PROBLEM:
Count the lines holding the string "arrow" in the records, and give only the count.

[Data records for software interfaces]
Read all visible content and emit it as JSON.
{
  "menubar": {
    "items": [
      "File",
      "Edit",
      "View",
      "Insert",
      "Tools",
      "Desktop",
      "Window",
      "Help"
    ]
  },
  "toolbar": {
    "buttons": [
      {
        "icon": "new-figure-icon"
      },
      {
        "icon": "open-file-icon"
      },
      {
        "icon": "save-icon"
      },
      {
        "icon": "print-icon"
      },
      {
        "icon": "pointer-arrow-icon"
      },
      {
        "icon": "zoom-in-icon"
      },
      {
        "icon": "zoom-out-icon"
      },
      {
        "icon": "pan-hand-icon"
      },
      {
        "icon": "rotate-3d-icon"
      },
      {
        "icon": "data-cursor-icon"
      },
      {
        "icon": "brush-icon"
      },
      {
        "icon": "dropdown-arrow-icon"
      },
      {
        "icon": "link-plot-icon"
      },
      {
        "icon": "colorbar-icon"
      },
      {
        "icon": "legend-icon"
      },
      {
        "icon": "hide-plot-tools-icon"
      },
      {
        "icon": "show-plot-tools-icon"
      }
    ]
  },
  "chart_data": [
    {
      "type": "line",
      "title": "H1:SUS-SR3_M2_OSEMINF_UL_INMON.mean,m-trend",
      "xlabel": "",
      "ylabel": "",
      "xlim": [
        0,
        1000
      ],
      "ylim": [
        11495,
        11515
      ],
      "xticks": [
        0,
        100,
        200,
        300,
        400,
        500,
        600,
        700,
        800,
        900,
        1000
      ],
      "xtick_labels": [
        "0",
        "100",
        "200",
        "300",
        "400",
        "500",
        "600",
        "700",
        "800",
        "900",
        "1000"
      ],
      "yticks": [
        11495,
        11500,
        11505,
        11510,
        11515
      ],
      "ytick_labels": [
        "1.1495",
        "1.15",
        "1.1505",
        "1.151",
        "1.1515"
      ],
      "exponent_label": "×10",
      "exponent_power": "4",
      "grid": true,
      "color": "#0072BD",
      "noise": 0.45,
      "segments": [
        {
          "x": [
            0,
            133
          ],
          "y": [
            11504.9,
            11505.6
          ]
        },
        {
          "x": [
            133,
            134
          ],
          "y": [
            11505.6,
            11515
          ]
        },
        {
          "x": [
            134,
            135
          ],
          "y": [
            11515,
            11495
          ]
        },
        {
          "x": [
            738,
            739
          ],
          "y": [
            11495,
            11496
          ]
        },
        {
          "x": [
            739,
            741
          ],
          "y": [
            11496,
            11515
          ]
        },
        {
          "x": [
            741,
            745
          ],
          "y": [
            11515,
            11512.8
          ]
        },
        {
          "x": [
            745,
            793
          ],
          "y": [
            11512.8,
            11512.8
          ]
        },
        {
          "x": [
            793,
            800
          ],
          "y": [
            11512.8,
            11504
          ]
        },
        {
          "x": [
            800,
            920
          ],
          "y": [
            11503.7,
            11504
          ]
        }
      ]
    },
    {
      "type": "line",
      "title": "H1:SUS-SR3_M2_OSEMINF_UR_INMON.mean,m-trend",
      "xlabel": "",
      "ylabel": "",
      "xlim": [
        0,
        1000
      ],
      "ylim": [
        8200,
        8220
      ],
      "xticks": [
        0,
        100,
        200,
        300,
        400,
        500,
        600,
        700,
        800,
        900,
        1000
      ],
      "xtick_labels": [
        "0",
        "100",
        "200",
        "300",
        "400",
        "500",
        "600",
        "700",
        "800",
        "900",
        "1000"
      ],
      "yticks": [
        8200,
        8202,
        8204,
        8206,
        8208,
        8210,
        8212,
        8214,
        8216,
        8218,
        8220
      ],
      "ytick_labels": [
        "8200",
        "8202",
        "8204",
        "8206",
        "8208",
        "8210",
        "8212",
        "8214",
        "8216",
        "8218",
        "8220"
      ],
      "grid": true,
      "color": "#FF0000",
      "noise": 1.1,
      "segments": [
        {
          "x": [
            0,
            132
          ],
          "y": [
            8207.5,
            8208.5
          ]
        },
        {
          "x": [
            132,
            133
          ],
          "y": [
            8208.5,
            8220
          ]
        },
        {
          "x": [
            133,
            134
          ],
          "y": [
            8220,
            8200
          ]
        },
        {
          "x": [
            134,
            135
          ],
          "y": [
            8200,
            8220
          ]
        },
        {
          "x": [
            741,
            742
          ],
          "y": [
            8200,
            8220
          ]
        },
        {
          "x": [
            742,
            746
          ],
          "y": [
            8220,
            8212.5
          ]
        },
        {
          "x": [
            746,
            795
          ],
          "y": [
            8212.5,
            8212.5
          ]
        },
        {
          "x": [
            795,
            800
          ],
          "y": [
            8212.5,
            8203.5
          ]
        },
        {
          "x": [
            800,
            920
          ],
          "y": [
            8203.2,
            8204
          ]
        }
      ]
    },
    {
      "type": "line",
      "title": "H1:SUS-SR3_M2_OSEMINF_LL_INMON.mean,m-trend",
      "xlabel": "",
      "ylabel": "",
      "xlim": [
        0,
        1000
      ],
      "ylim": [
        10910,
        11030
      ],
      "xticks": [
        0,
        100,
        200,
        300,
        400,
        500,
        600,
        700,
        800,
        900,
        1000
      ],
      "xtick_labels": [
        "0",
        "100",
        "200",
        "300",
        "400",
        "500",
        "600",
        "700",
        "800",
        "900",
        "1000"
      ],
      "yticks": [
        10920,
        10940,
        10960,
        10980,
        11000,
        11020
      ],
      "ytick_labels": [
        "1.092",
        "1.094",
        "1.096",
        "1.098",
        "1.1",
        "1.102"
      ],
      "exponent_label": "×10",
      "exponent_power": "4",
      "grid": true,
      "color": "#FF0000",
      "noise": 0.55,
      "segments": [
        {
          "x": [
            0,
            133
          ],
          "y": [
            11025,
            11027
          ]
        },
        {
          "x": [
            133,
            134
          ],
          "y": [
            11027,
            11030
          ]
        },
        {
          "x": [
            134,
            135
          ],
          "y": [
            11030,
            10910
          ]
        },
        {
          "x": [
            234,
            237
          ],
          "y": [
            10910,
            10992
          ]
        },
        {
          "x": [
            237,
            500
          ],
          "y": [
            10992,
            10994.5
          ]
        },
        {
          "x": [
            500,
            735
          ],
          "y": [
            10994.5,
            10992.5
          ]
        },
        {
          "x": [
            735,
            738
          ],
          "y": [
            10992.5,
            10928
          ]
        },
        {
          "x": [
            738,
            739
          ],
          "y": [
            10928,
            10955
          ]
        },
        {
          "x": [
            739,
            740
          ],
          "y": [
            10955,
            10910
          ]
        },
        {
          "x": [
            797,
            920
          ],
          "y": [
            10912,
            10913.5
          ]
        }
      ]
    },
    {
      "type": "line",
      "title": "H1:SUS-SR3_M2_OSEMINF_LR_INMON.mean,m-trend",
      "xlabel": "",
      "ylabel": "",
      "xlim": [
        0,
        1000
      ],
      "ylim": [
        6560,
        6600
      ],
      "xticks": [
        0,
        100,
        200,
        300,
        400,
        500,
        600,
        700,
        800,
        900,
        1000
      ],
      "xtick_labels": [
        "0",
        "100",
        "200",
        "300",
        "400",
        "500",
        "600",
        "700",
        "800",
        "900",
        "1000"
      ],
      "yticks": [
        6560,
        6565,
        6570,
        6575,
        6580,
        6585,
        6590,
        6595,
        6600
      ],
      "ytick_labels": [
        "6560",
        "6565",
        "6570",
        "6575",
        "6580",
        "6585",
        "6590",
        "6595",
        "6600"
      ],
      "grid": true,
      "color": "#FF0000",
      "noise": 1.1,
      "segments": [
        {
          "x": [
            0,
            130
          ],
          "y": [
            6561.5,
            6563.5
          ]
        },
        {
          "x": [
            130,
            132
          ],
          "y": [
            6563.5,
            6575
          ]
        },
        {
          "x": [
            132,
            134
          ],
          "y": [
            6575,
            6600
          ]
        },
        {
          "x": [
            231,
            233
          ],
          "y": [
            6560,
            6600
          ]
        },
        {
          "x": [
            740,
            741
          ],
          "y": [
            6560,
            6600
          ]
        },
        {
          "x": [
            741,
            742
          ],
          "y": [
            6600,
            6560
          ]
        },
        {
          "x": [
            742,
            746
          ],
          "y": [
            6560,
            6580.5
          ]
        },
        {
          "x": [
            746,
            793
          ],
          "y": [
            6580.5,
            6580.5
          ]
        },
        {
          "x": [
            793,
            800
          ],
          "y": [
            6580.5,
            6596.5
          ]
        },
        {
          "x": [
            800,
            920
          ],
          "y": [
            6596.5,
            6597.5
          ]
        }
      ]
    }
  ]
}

RESULT BELOW:
2